        The district court adopted the magistrate judge's R&R, which relied on Agent Stephens's testimony as evidence that the Defendants' consent was voluntary under a totality of the circumstances standard. See Schneckloth v. Bustamonte, 412 U.S. 218, 227 (1973). Agent Stephens testified that he directed the home's four residents onto the front porch unhandcuffed. He informed them of their Miranda rights, and all four residents voluntarily consented. As explained above, "[w]e do not disturb these factual findings, as they are not clearly erroneous." United States v. Fernandez, 18 F.3d 874, 882 (10th Cir. 1994).


        Because the district court found no Fourth Amendment violation, it did not address whether the Government purged the Fourth Amendment taint. When, as in this case, the district court determined that the Defendants voluntarily consented but did not address whether a break in the chain of events overcame the initial Fourth Amendment violation, we "review the fruit-of-the-poisonous-tree issue de novo, or remand for the district court to make a finding." Carter, 360 F.3d at 1243.


        This question requires consideration of "1) the temporal proximity between the police illegality and the consent to search; 2) the presence of intervening circumstances; and particularly 3) the purpose and flagrancy of the official misconduct." Melendez-Garcia, 28 F.3d at 1054 (citing Brown, 422 U.S. at 603-04). Because the district court is better equipped to address these factual questions in the first instance, we remand this issue to the district court for consideration.




        The officers' initial entry into Ms. Moore's home violated the Fourth Amendment, obliging the district court to determine whether the violation tainted the occupants' subsequent consents to enter. Because the district court did not evaluate this issue, we reverse and remand to the district court to make that determination.

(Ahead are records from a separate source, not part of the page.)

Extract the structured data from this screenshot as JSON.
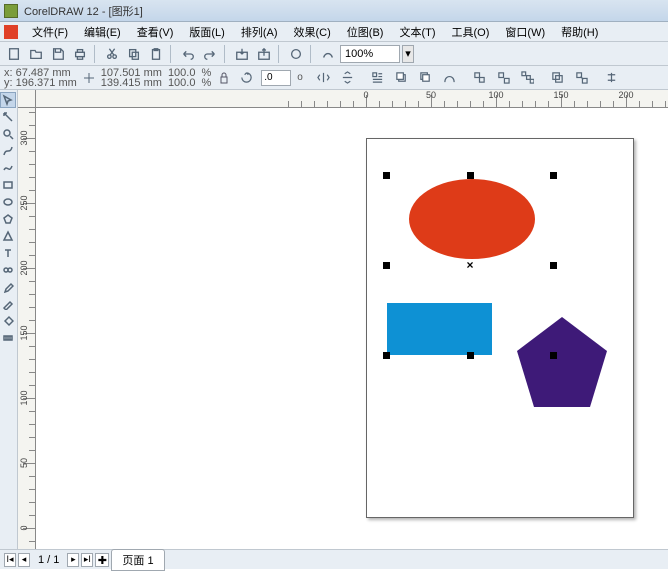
{
  "title": "CorelDRAW 12 - [图形1]",
  "menu": [
    "文件(F)",
    "编辑(E)",
    "查看(V)",
    "版面(L)",
    "排列(A)",
    "效果(C)",
    "位图(B)",
    "文本(T)",
    "工具(O)",
    "窗口(W)",
    "帮助(H)"
  ],
  "toolbar": {
    "zoom": "100%"
  },
  "propbar": {
    "x_label": "x:",
    "y_label": "y:",
    "x": "67.487 mm",
    "y": "196.371 mm",
    "w": "107.501 mm",
    "h": "139.415 mm",
    "scale_x": "100.0",
    "scale_y": "100.0",
    "scale_unit": "%",
    "angle": ".0",
    "angle_unit": "o"
  },
  "ruler_h": [
    "0",
    "50",
    "100",
    "150",
    "200"
  ],
  "ruler_v": [
    "300",
    "250",
    "200",
    "150",
    "100",
    "50",
    "0"
  ],
  "shapes": {
    "ellipse": {
      "fill": "#de3b18"
    },
    "rect": {
      "fill": "#0e91d4"
    },
    "pentagon": {
      "fill": "#3e1a78"
    }
  },
  "status": {
    "page_counter": "1 / 1",
    "page_tab": "页面 1"
  }
}
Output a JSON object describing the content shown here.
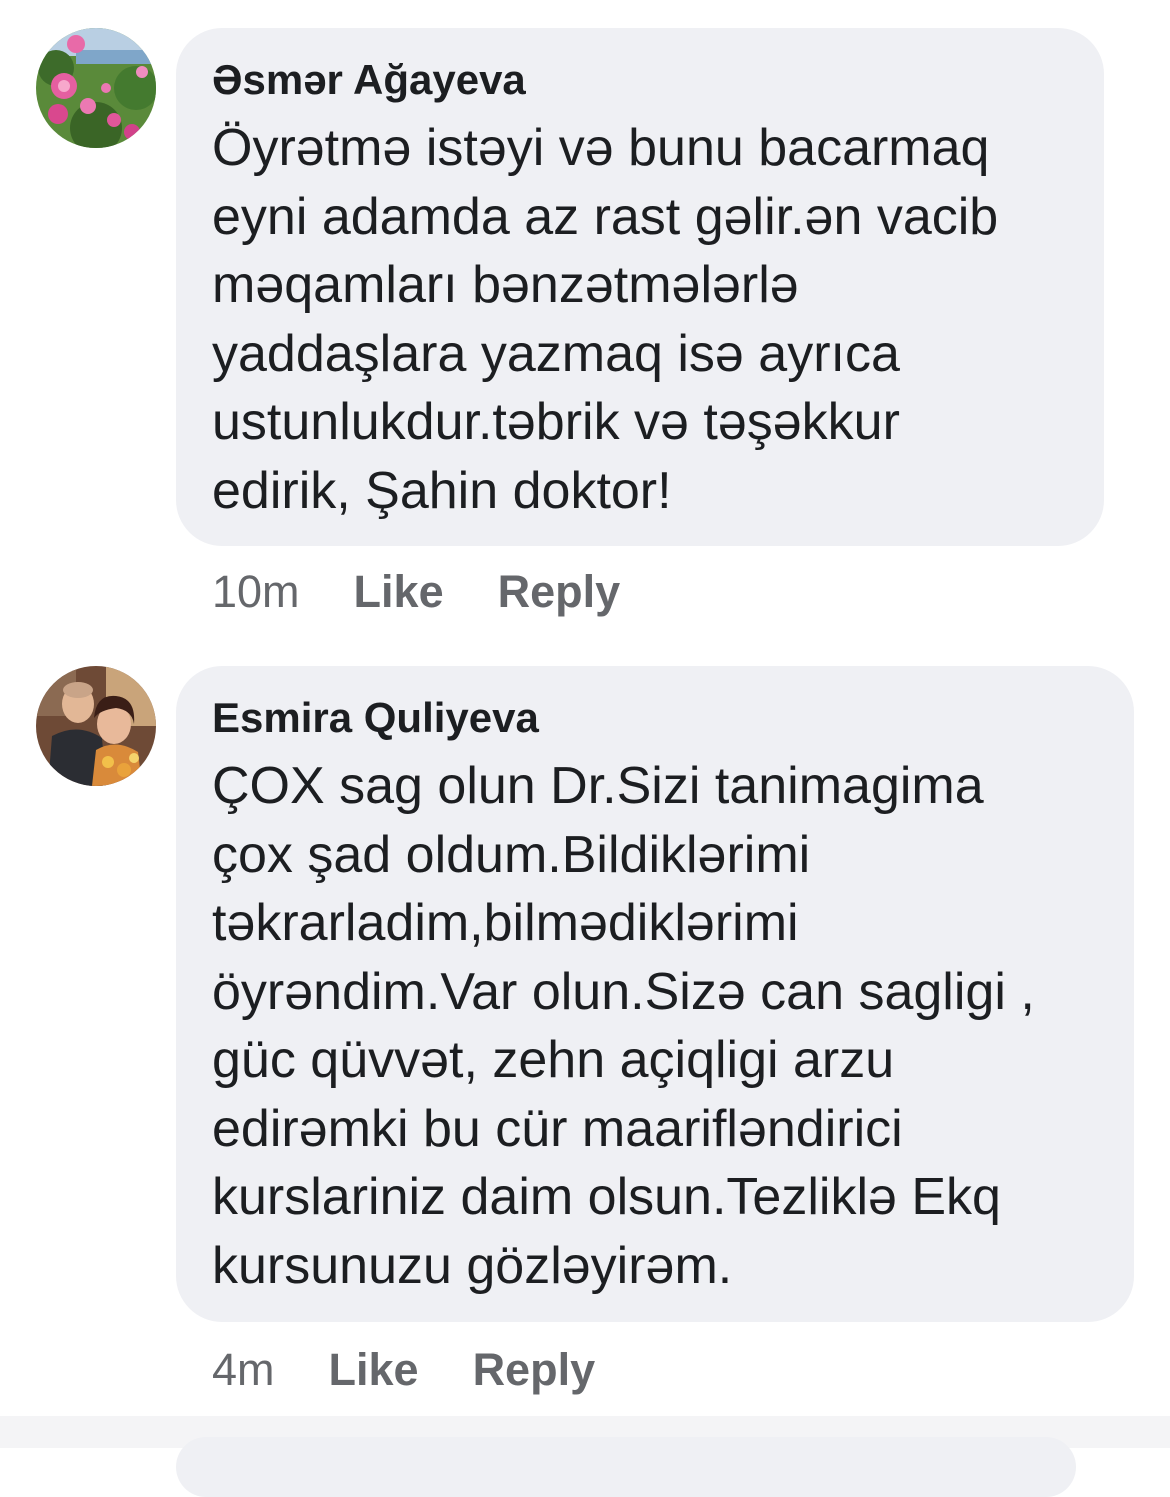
{
  "comments": [
    {
      "author": "Əsmər Ağayeva",
      "text": "Öyrətmə istəyi və bunu bacarmaq\neyni adamda az rast gəlir.ən vacib\nməqamları bənzətmələrlə\nyaddaşlara yazmaq isə ayrıca\nustunlukdur.təbrik və təşəkkur\nedirik, Şahin doktor!",
      "time": "10m",
      "like_label": "Like",
      "reply_label": "Reply",
      "avatar_icon": "roses-photo-icon"
    },
    {
      "author": "Esmira Quliyeva",
      "text": "ÇOX sag olun Dr.Sizi tanimagima\nçox şad oldum.Bildiklərimi\ntəkrarladim,bilmədiklərimi\nöyrəndim.Var olun.Sizə can sagligi ,\ngüc  qüvvət, zehn açiqligi arzu\nedirəmki bu cür maarifləndirici\nkurslariniz daim olsun.Tezliklə Ekq\nkursunuzu gözləyirəm.",
      "time": "4m",
      "like_label": "Like",
      "reply_label": "Reply",
      "avatar_icon": "couple-photo-icon"
    }
  ],
  "colors": {
    "bubble": "#eff0f4",
    "text": "#1c1e21",
    "meta": "#65676b"
  }
}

        Scott M. Matheson, Jr.

        Circuit Judge





Foot Notes:

        *. This order and judgment is not binding precedent, except under the doctrines of law of the case, res judicata, and collateral estoppel. It may be cited, however, for its persuasive value consistent with Fed. R. App. P. 32.1 and 10th Cir. R. 32.1.

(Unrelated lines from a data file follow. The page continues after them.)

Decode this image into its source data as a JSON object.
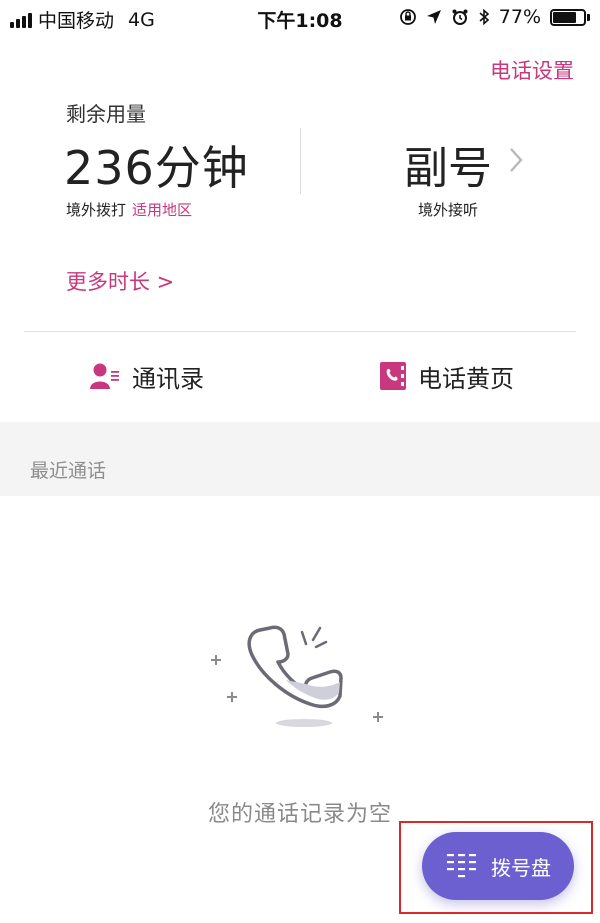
{
  "status_bar": {
    "carrier": "中国移动",
    "network": "4G",
    "time": "下午1:08",
    "battery_percent": "77%",
    "battery_level": 0.77,
    "icons": [
      "orientation-lock-icon",
      "location-icon",
      "alarm-icon",
      "bluetooth-icon"
    ]
  },
  "header": {
    "settings_label": "电话设置"
  },
  "usage": {
    "remaining_label": "剩余用量",
    "minutes": "236分钟",
    "dial_label": "境外拨打",
    "region_link": "适用地区",
    "secondary_number": "副号",
    "answer_label": "境外接听",
    "more_duration": "更多时长 >"
  },
  "shortcuts": {
    "contacts": "通讯录",
    "yellow_pages": "电话黄页"
  },
  "recent": {
    "title": "最近通话",
    "empty_message": "您的通话记录为空"
  },
  "dialpad": {
    "label": "拨号盘"
  },
  "colors": {
    "accent": "#c8387f",
    "dialpad_bg": "#6c5fd0",
    "highlight": "#d92a2a"
  }
}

  1. Defendants argue that the delay, which Mr. Mongold testified was "[m]aybe two minutes," ROA (12-7073), Vol. II at 156, was caused by Ms. Moore's adult son, Robert Maes, going to tell Mr. Mongold that the police were at the door and Mr. Mongold proceeding to the door from the back of the house. Mr. Mongold also testified that he was the one who asked who was at the door, prompting the police to announce their presence, immediately before the door was opened. We accept the district court's determination that Agent Stephens's testimony was more credible than the Defendants' and view all evidence in the light most favorable to the Government.

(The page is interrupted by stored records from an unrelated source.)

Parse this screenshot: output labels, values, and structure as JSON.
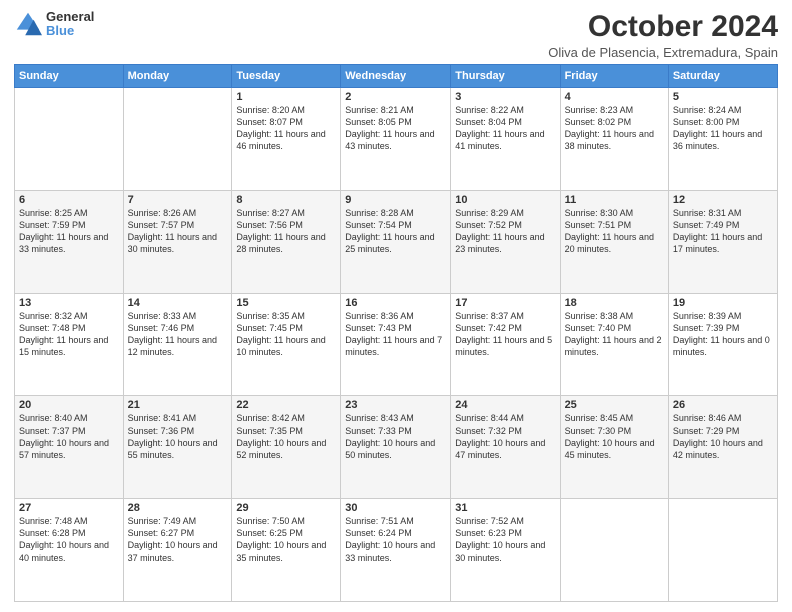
{
  "logo": {
    "general": "General",
    "blue": "Blue"
  },
  "title": "October 2024",
  "subtitle": "Oliva de Plasencia, Extremadura, Spain",
  "days_of_week": [
    "Sunday",
    "Monday",
    "Tuesday",
    "Wednesday",
    "Thursday",
    "Friday",
    "Saturday"
  ],
  "weeks": [
    [
      {
        "day": "",
        "info": ""
      },
      {
        "day": "",
        "info": ""
      },
      {
        "day": "1",
        "info": "Sunrise: 8:20 AM\nSunset: 8:07 PM\nDaylight: 11 hours and 46 minutes."
      },
      {
        "day": "2",
        "info": "Sunrise: 8:21 AM\nSunset: 8:05 PM\nDaylight: 11 hours and 43 minutes."
      },
      {
        "day": "3",
        "info": "Sunrise: 8:22 AM\nSunset: 8:04 PM\nDaylight: 11 hours and 41 minutes."
      },
      {
        "day": "4",
        "info": "Sunrise: 8:23 AM\nSunset: 8:02 PM\nDaylight: 11 hours and 38 minutes."
      },
      {
        "day": "5",
        "info": "Sunrise: 8:24 AM\nSunset: 8:00 PM\nDaylight: 11 hours and 36 minutes."
      }
    ],
    [
      {
        "day": "6",
        "info": "Sunrise: 8:25 AM\nSunset: 7:59 PM\nDaylight: 11 hours and 33 minutes."
      },
      {
        "day": "7",
        "info": "Sunrise: 8:26 AM\nSunset: 7:57 PM\nDaylight: 11 hours and 30 minutes."
      },
      {
        "day": "8",
        "info": "Sunrise: 8:27 AM\nSunset: 7:56 PM\nDaylight: 11 hours and 28 minutes."
      },
      {
        "day": "9",
        "info": "Sunrise: 8:28 AM\nSunset: 7:54 PM\nDaylight: 11 hours and 25 minutes."
      },
      {
        "day": "10",
        "info": "Sunrise: 8:29 AM\nSunset: 7:52 PM\nDaylight: 11 hours and 23 minutes."
      },
      {
        "day": "11",
        "info": "Sunrise: 8:30 AM\nSunset: 7:51 PM\nDaylight: 11 hours and 20 minutes."
      },
      {
        "day": "12",
        "info": "Sunrise: 8:31 AM\nSunset: 7:49 PM\nDaylight: 11 hours and 17 minutes."
      }
    ],
    [
      {
        "day": "13",
        "info": "Sunrise: 8:32 AM\nSunset: 7:48 PM\nDaylight: 11 hours and 15 minutes."
      },
      {
        "day": "14",
        "info": "Sunrise: 8:33 AM\nSunset: 7:46 PM\nDaylight: 11 hours and 12 minutes."
      },
      {
        "day": "15",
        "info": "Sunrise: 8:35 AM\nSunset: 7:45 PM\nDaylight: 11 hours and 10 minutes."
      },
      {
        "day": "16",
        "info": "Sunrise: 8:36 AM\nSunset: 7:43 PM\nDaylight: 11 hours and 7 minutes."
      },
      {
        "day": "17",
        "info": "Sunrise: 8:37 AM\nSunset: 7:42 PM\nDaylight: 11 hours and 5 minutes."
      },
      {
        "day": "18",
        "info": "Sunrise: 8:38 AM\nSunset: 7:40 PM\nDaylight: 11 hours and 2 minutes."
      },
      {
        "day": "19",
        "info": "Sunrise: 8:39 AM\nSunset: 7:39 PM\nDaylight: 11 hours and 0 minutes."
      }
    ],
    [
      {
        "day": "20",
        "info": "Sunrise: 8:40 AM\nSunset: 7:37 PM\nDaylight: 10 hours and 57 minutes."
      },
      {
        "day": "21",
        "info": "Sunrise: 8:41 AM\nSunset: 7:36 PM\nDaylight: 10 hours and 55 minutes."
      },
      {
        "day": "22",
        "info": "Sunrise: 8:42 AM\nSunset: 7:35 PM\nDaylight: 10 hours and 52 minutes."
      },
      {
        "day": "23",
        "info": "Sunrise: 8:43 AM\nSunset: 7:33 PM\nDaylight: 10 hours and 50 minutes."
      },
      {
        "day": "24",
        "info": "Sunrise: 8:44 AM\nSunset: 7:32 PM\nDaylight: 10 hours and 47 minutes."
      },
      {
        "day": "25",
        "info": "Sunrise: 8:45 AM\nSunset: 7:30 PM\nDaylight: 10 hours and 45 minutes."
      },
      {
        "day": "26",
        "info": "Sunrise: 8:46 AM\nSunset: 7:29 PM\nDaylight: 10 hours and 42 minutes."
      }
    ],
    [
      {
        "day": "27",
        "info": "Sunrise: 7:48 AM\nSunset: 6:28 PM\nDaylight: 10 hours and 40 minutes."
      },
      {
        "day": "28",
        "info": "Sunrise: 7:49 AM\nSunset: 6:27 PM\nDaylight: 10 hours and 37 minutes."
      },
      {
        "day": "29",
        "info": "Sunrise: 7:50 AM\nSunset: 6:25 PM\nDaylight: 10 hours and 35 minutes."
      },
      {
        "day": "30",
        "info": "Sunrise: 7:51 AM\nSunset: 6:24 PM\nDaylight: 10 hours and 33 minutes."
      },
      {
        "day": "31",
        "info": "Sunrise: 7:52 AM\nSunset: 6:23 PM\nDaylight: 10 hours and 30 minutes."
      },
      {
        "day": "",
        "info": ""
      },
      {
        "day": "",
        "info": ""
      }
    ]
  ]
}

2. This opinion is unreported and is not binding precedent. We cite it here for its persuasive value consistent with Fed. R. App. P. 32.1 and 10th Cir. R. 32.1.